Assignment →
Tally the lines in the listing below that include "percorso". Answer with the count and nothing more.

Data for this exercise →
"""

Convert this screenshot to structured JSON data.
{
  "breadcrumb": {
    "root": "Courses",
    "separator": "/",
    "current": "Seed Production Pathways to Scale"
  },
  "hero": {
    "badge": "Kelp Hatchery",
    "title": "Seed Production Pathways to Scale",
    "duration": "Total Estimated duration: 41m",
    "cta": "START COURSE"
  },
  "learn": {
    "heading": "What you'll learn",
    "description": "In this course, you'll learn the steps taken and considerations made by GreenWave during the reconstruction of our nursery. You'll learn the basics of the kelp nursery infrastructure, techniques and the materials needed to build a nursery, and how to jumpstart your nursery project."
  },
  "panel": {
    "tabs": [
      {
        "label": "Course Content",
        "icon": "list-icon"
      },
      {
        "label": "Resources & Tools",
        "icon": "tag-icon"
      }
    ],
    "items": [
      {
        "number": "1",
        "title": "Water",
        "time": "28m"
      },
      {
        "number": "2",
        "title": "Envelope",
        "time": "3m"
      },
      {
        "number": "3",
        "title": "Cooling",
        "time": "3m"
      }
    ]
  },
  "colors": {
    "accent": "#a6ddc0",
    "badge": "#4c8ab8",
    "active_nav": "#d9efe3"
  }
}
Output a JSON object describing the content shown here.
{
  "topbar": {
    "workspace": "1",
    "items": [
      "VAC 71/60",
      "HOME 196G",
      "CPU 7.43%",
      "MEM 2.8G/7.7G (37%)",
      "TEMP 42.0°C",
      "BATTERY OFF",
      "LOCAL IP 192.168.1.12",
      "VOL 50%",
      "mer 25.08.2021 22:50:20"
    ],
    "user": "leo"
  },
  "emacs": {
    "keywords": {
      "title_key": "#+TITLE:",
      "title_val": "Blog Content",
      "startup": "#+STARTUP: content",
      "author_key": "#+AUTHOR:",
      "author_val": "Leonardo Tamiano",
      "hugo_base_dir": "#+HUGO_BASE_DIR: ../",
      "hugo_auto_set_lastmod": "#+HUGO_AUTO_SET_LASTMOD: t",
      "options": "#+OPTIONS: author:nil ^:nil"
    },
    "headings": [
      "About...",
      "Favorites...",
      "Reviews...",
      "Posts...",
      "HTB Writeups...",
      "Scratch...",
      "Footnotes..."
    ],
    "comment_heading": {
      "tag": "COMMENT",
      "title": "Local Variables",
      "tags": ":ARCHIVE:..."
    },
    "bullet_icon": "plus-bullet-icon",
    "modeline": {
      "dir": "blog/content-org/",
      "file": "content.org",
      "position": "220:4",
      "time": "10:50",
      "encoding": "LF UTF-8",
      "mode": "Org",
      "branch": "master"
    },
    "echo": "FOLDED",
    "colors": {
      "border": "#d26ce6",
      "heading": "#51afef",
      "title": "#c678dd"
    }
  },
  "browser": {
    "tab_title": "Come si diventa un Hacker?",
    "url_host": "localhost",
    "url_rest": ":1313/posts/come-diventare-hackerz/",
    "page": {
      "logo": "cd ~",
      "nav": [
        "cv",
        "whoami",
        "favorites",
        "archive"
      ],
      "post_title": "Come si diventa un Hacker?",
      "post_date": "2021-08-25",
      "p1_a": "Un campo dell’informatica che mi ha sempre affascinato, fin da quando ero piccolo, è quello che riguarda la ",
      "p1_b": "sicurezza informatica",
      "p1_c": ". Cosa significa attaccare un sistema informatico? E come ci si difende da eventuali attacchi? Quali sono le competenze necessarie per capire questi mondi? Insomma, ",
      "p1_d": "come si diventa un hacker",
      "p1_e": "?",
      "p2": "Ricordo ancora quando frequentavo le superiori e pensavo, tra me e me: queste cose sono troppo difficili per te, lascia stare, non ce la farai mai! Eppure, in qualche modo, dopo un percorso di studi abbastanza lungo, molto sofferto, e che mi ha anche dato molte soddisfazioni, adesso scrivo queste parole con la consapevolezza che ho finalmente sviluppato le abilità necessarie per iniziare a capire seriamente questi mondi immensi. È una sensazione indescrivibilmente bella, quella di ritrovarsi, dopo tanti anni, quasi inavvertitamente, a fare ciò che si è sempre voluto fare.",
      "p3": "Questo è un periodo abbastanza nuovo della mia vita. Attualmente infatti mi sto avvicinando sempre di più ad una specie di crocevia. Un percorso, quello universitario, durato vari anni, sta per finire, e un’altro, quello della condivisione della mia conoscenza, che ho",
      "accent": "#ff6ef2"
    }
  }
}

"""

Response to this exercise →
2